I’m sure everyone is familiar with glass bulb fire sprinklers. So much so in fact that they may not be familiar with fusible link sprinklers. The glass bulb is considered the standard type of sprinkler operation today. But, us older folks in the sprinkler community remember a time when the fusible link sprinklers were the standard. But did you know that the glass bulb sprinkler has been around over 80 years!
The History of Automatic Sprinkler Protection
Part 4 – Frederick Grinnell
Frederick Grinnell was born in New Bedford, Massachusetts. In 1855, he graduated from Rensselaer Polytechnic Institute. Earlier in his career, he was draftsman, construction engineer, and manager for various railroad manufacturers. He designed and oversaw construction of more than 100 locomotives.
Frederick Grinnell’s career in fire protection began at the age of 33 with his purchase of the Providence Steam and Gas Pipe Company. In the early days the company started in fire protection installing perforated piping systems, one of the first to do so. Grinnell took out a large number of patents. Under him the company became the leading fire protection company in the country. Many of the installation rules can be traced back to this company.
This is a guest post by Ryan J Smith. If you want to Guest Post, check out the Guidelines here.
Fire sprinklers have been used in the protection of many business establishments. But lately these fire protection systems have also gained popularity among home builders and home buyers alike. So what leads people to install fire sprinklers in their residences even if they have already installed smoke alarms? It is because smoke alarms merely alert occupants to a spreading fire in the house, but these devices cannot suppress it. Fire sprinklers on the other hand have proven to be very effective in controlling a fire and protecting people from its associated dangers.
According to the National Fire Protection Association, there were about 396,000 residential fires during 2005 in the United States. These fires had caused 3,055 civilian fire fatalities, 13, 825 civilian fire physical injuries, and $6.9 billion in property losses.
Studies conducted by the Federal Emergency Management Agency’s United States Fire Administration show that thousands of lives could have been saved if residential fire sprinklers had been installed in those burned homes. The installation of a fire sprinkler system could have also prevented most of the fire related injuries and substantially reduced property damage.
Residential fire sprinklers are therefore very beneficial to both people’s lives and properties. The advantages of these fire protection systems are further detailed below:

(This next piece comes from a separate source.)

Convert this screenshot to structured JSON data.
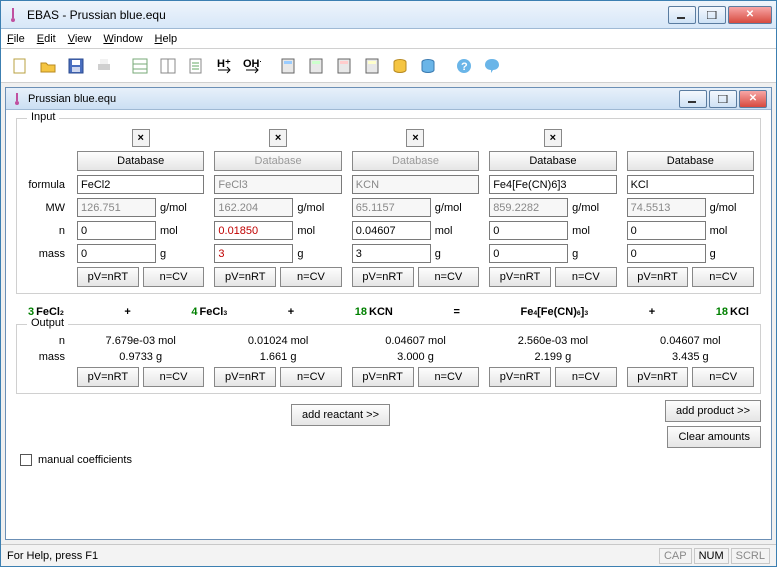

Do you Peak?
Fire Sprinkler Grid Systems that is. How do you hydraulically peak your automatic sprinkler system? Do you depend on the program you use for fire protection hydraulic calculations and just trust it implicitly? I have learned not to!
The basic premise of hydraulically peaking a gridded fire sprinkler system is that the hydraulically most remote area of operation will be on the most remote branch lines between the primary and secondary cross mains. The branch lines furthest away from the point where the feed main connects to the primary cross main.
The programs I used did a great job of calculation as long as you understand the assumptions and limitations. Many hydraulic calculation programs assume that the system is a box with a common sprinkler head spacing and elevation. Then they just shift the remote area by adding the distance between heads to one side and subtracting it from the other. This is perfectly acceptable if the spacing is typical, but this is not always the case. So unless the system is spaced evenly, I peak manually. I just use the automatic peaking feature to give me a starting point.
Yes, I know what your saying. It’s Hard, and the Building Department, Fire Marshall or other Authority Having Jurisdiction are approving my calculations now. Well, That’s only because they assume several things. First, that since a computer was used it’s correct. Second, that you know what you are doing. But the day when the AHJ stops making these assumptions is coming. They have been learning!
Will the remote area be between the mains or will out board heads be involved. Many programs assume the remote area will always stay between the mains. But that depends on how many outboard heads the system has.
How many outboard heads can I have? The easy answer is one half the number along the line in the remote area. My experience is that as long as you follow this rule, even if the remote area should include outboard heads, the difference is marginal. However if design considerations mean that the secondary cross main has more heads outboard, then a calculation should be done using the outboard heads.
Will the remote area be on the end grid lines. Right now everyone assumes this is the case, but there are situations where it will not be. I have seen calculations where the end line was sized larger than the rest of the grid to make it work. But then the remote area actually will shift across the lines and not parallel to them. Most programs assume peaking is parallel to the lines. Also, if the grid is not typical, but has different spacing along the lines due to steel, or changes in ceiling grid, the remote area will not necessarily be on the end branch lines.
So be careful. Computer programs are great tools, but you are still the one in the hot seat.